Quite often when I do book talks, people ask how I get ideas for my story characters. I am always complimented when readers tell me my characters come to life on the page. Readers, and often other writers, want to know how I come up with the visual descriptions of the hero and heroine.
While each writer has h/her own technique, when I'm creating characters, whether it's the hero,
heroine, side-kicks, or outlaws, I go through a mental catalogue of movie stars. While sifting through this mental list, I also try to recall their voices, the way they walk and any unusual traits. For example, John Wayne had that wonderful rolling gait, that no one has yet to duplicate, and Sam Elliott has a very distinctive voice. I might add that I do my best mental imagining at night, when I'm supposed to be sleeping.
I’d like to share few examples of how I’ve used movie stars to create strong, beautiful, bold, bad-to-the-bone, and even quirky characters for my novels.
The hero-Cordell Bannon in Bannon's Brides, is a big man who rides a big horse; not necessarily an overly handsome man, his face and physical demeanor reflects broodiness, but he is honest and protective to the core. Once I had sifted through all my mental possibilities, discarding many of my selections, I settled on country music star great, Toby Keith. Every scene I wrote with Cordell Bannon, I would visualize Toby Keith. This made creating every nuance of the hero quite easy.
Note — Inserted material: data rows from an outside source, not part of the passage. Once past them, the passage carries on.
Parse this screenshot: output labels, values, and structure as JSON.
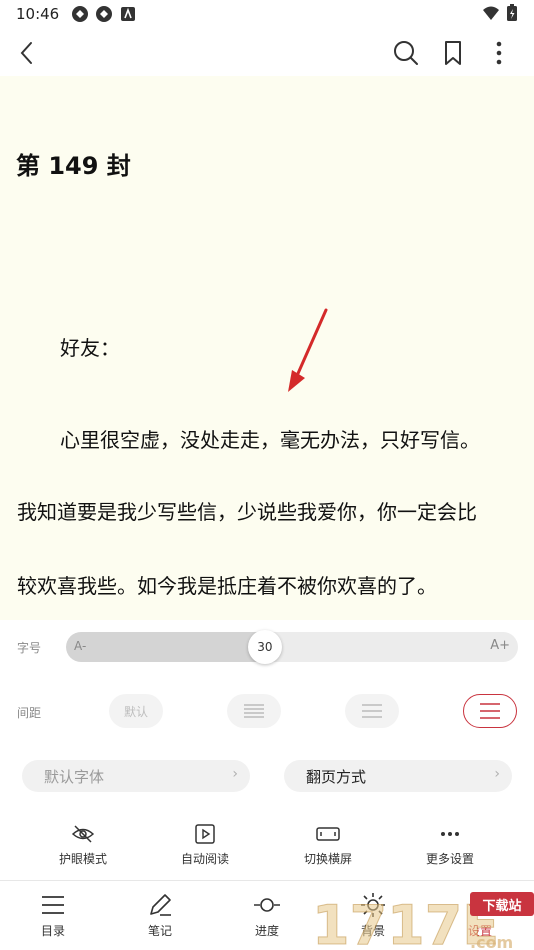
{
  "status_bar": {
    "time": "10:46"
  },
  "app_bar": {
    "back_icon": "chevron-left-icon",
    "actions": [
      "search-icon",
      "bookmark-icon",
      "more-vertical-icon"
    ]
  },
  "reader": {
    "background": "#fdfdf0",
    "chapter_title": "第 149 封",
    "paragraphs": [
      "好友：",
      "心里很空虚，没处走走，毫无办法，只好写信。",
      "我知道要是我少写些信，少说些我爱你，你一定会比",
      "较欢喜我些。如今我是抵庄着不被你欢喜的了。"
    ]
  },
  "font_size": {
    "label": "字号",
    "min_label": "A-",
    "max_label": "A+",
    "value": "30",
    "fraction": 0.44
  },
  "spacing": {
    "label": "间距",
    "options": [
      "默认",
      "compact",
      "normal",
      "loose"
    ],
    "active_index": 3
  },
  "pills": {
    "font": "默认字体",
    "page_turn": "翻页方式"
  },
  "tools": [
    {
      "label": "护眼模式",
      "icon": "eye-off-icon"
    },
    {
      "label": "自动阅读",
      "icon": "play-icon"
    },
    {
      "label": "切换横屏",
      "icon": "rotate-landscape-icon"
    },
    {
      "label": "更多设置",
      "icon": "more-horizontal-icon"
    }
  ],
  "bottom_nav": [
    {
      "label": "目录",
      "icon": "list-icon"
    },
    {
      "label": "笔记",
      "icon": "pen-icon"
    },
    {
      "label": "进度",
      "icon": "progress-icon"
    },
    {
      "label": "背景",
      "icon": "brightness-icon"
    },
    {
      "label": "设置",
      "icon": "settings-icon"
    }
  ],
  "watermark": {
    "text": "1717E",
    "badge": "下载站",
    "domain": ".com"
  },
  "colors": {
    "accent": "#c9343f",
    "reader_bg": "#fdfdf0"
  }
}
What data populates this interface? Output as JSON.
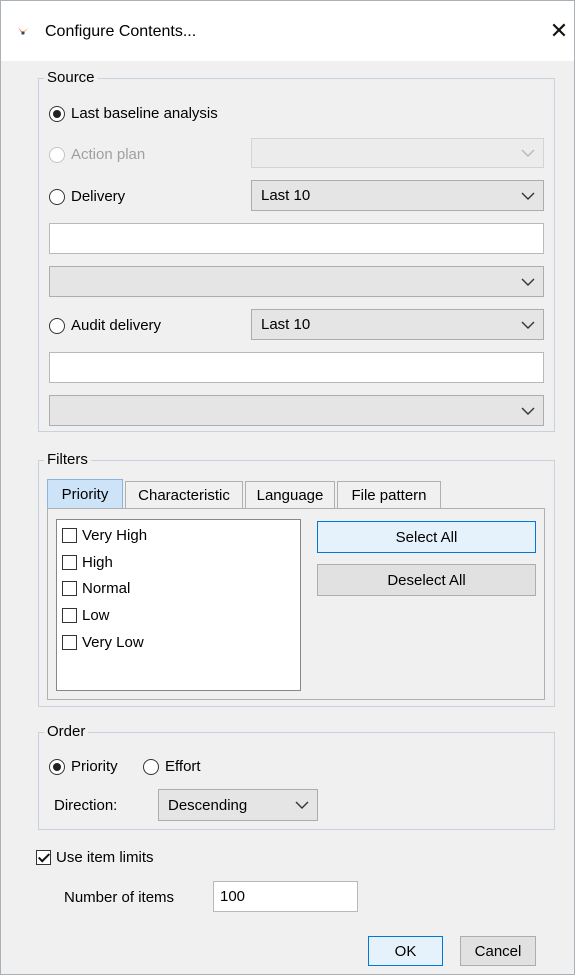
{
  "window": {
    "title": "Configure Contents..."
  },
  "source": {
    "label": "Source",
    "last_baseline": {
      "label": "Last baseline analysis",
      "checked": true
    },
    "action_plan": {
      "label": "Action plan",
      "disabled": true,
      "select_value": ""
    },
    "delivery": {
      "label": "Delivery",
      "select_value": "Last 10",
      "text_value": "",
      "second_select_value": ""
    },
    "audit_delivery": {
      "label": "Audit delivery",
      "select_value": "Last 10",
      "text_value": "",
      "second_select_value": ""
    }
  },
  "filters": {
    "label": "Filters",
    "tabs": [
      {
        "label": "Priority",
        "active": true
      },
      {
        "label": "Characteristic"
      },
      {
        "label": "Language"
      },
      {
        "label": "File pattern"
      }
    ],
    "items": [
      {
        "label": "Very High",
        "checked": false
      },
      {
        "label": "High",
        "checked": false
      },
      {
        "label": "Normal",
        "checked": false
      },
      {
        "label": "Low",
        "checked": false
      },
      {
        "label": "Very Low",
        "checked": false
      }
    ],
    "select_all": "Select All",
    "deselect_all": "Deselect All"
  },
  "order": {
    "label": "Order",
    "priority": {
      "label": "Priority",
      "checked": true
    },
    "effort": {
      "label": "Effort",
      "checked": false
    },
    "direction_label": "Direction:",
    "direction_value": "Descending"
  },
  "limits": {
    "use_item_limits": {
      "label": "Use item limits",
      "checked": true
    },
    "number_label": "Number of items",
    "number_value": "100"
  },
  "buttons": {
    "ok": "OK",
    "cancel": "Cancel"
  }
}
For the heroine in Bannon's Brides, I needed a character who was Irish, long red hair, feisty, and several years younger than Cordell Bannon. While she may not be Irish, and her hair isn't red, young and upcoming actress, Lucy Hale, fit the role of Fiona Quinn perfectly.
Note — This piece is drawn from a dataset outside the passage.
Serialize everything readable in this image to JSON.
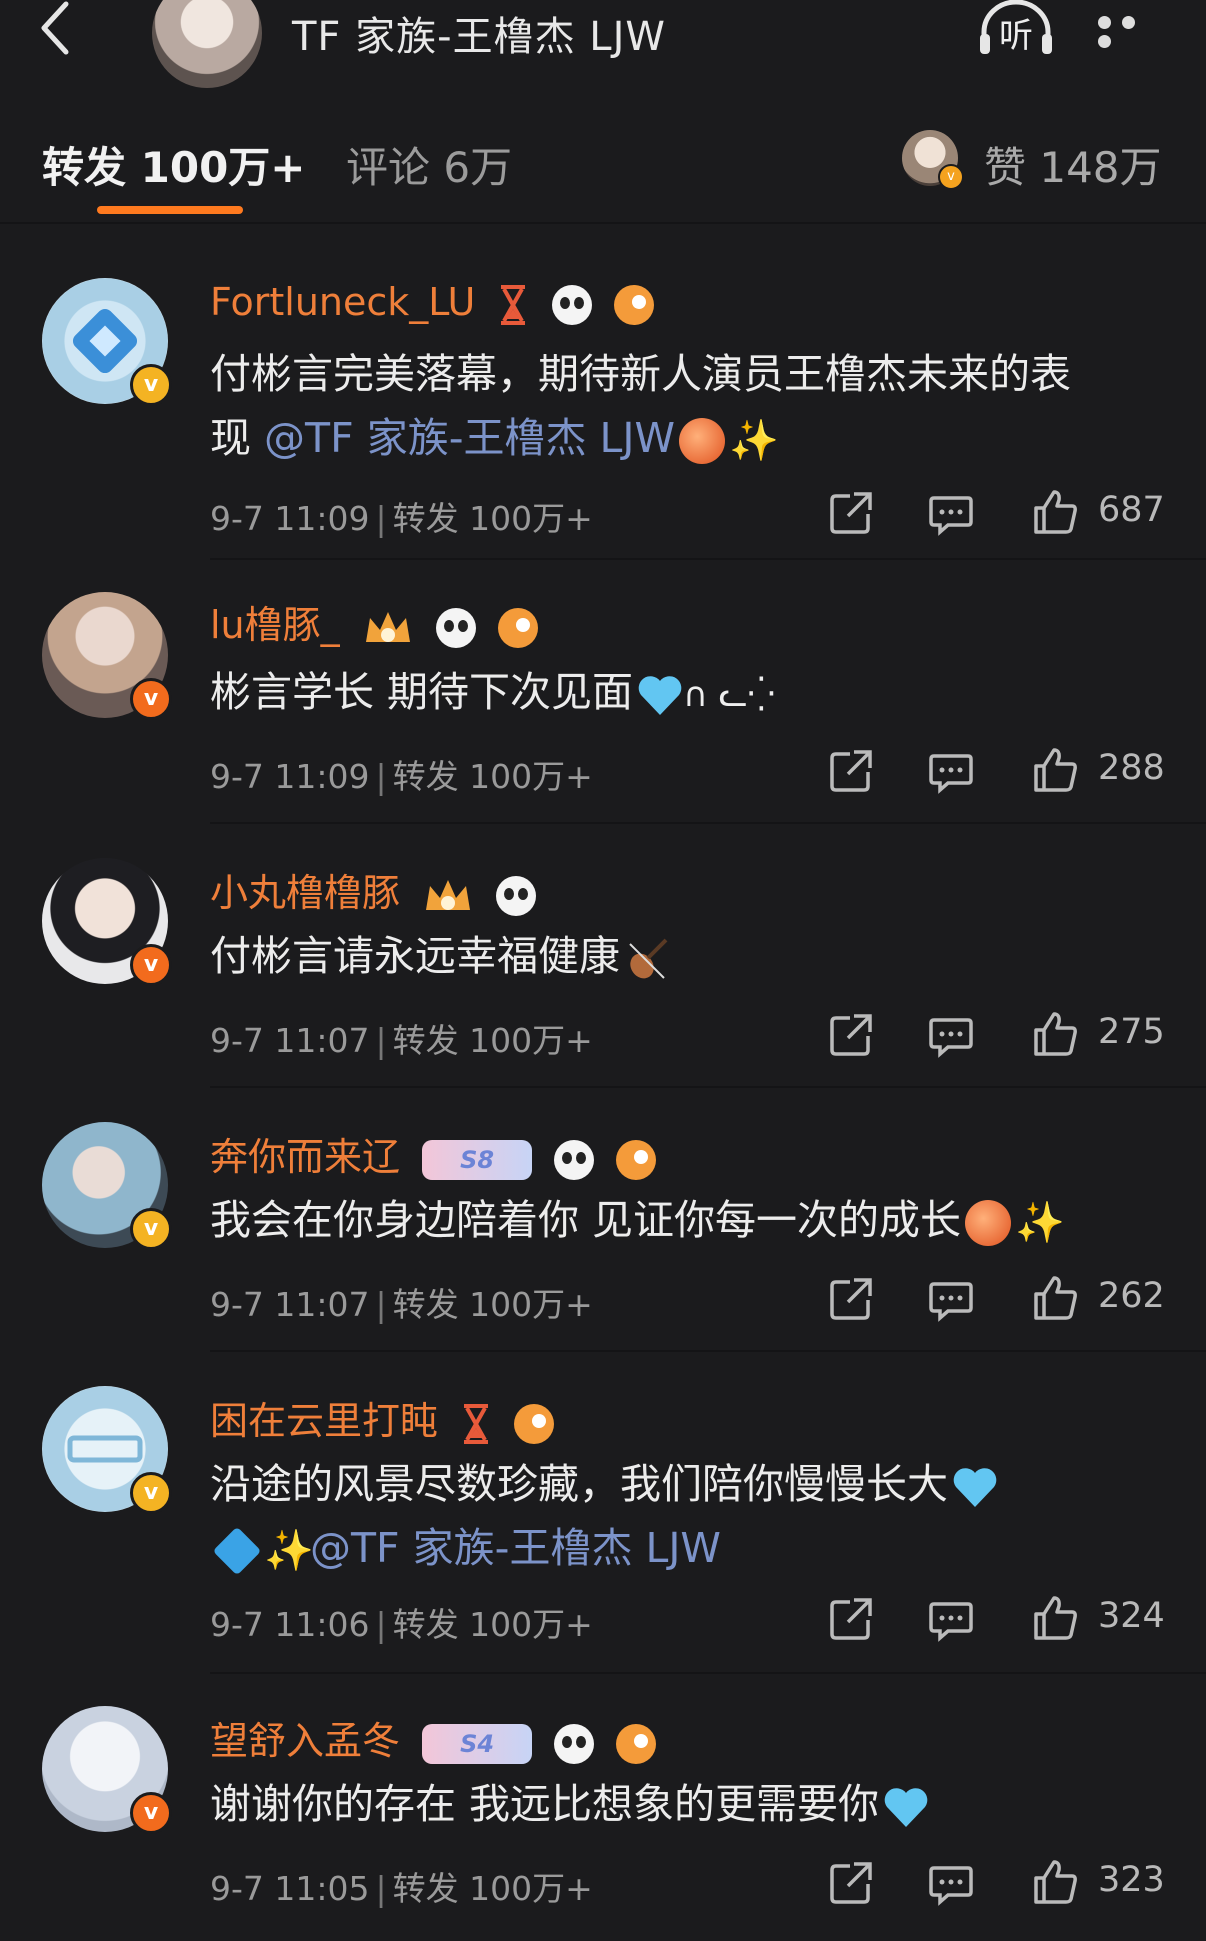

For a main supporting character in Bannon's Brides, I needed an older woman, with a strong personality, but not so much as to override the heroine. This woman also needed a sense of humor. No one fit the bill as well as the cooking queen on the Food Channel than Paula Deen.
In Isabelle and the Outlaw, who more perfect to play the role of the hero, Rafe Sinclair than actor, Hugh Jackman? Rafe Sinclair is a ruggedly masculine outlaw with an aura of dark mystery. The heroine, Isabelle Landers, is the exact opposite. A modern day college professor, Isabelle accidently walks through a time portal and is propelled 200 years into the past. She is quirky with a dry sense of humor, and a little bit feisty. I didn’t have to sift through my mental catalogue to develop this character, because I knew Kathryn Heigl fit the character of Isabelle Landers
to a tee.
In all the western movies, the hero’s had side-kicks. In my novel, Superstition Trail, there is a character named Teaspoon McGriff. Past his prime, he’s a man who spent a lot of years in the saddle, and he’s full of euphemisms. Most of you may not be familiar with the actor, Ken Curtis,
but you would remember him as Festus on the TV series, Gunsmoke. Thus, my old cowboy, Teaspoon McGriff, was brought to life using the persona of Ken Curtis.
So, the next time you pick a novel, whether written by me, or another author, chances are you may very well recognize your favorite movie star or TV personality.
Not wanting to infringe on copyright laws, I’ve opted not to use any of these personalities’
pictures. But, knowing who they are, I’ll bet you’ve already visualized them through your mental eye.
Loretta C. Rogers also writes under the pseudonym, L. W. Rogers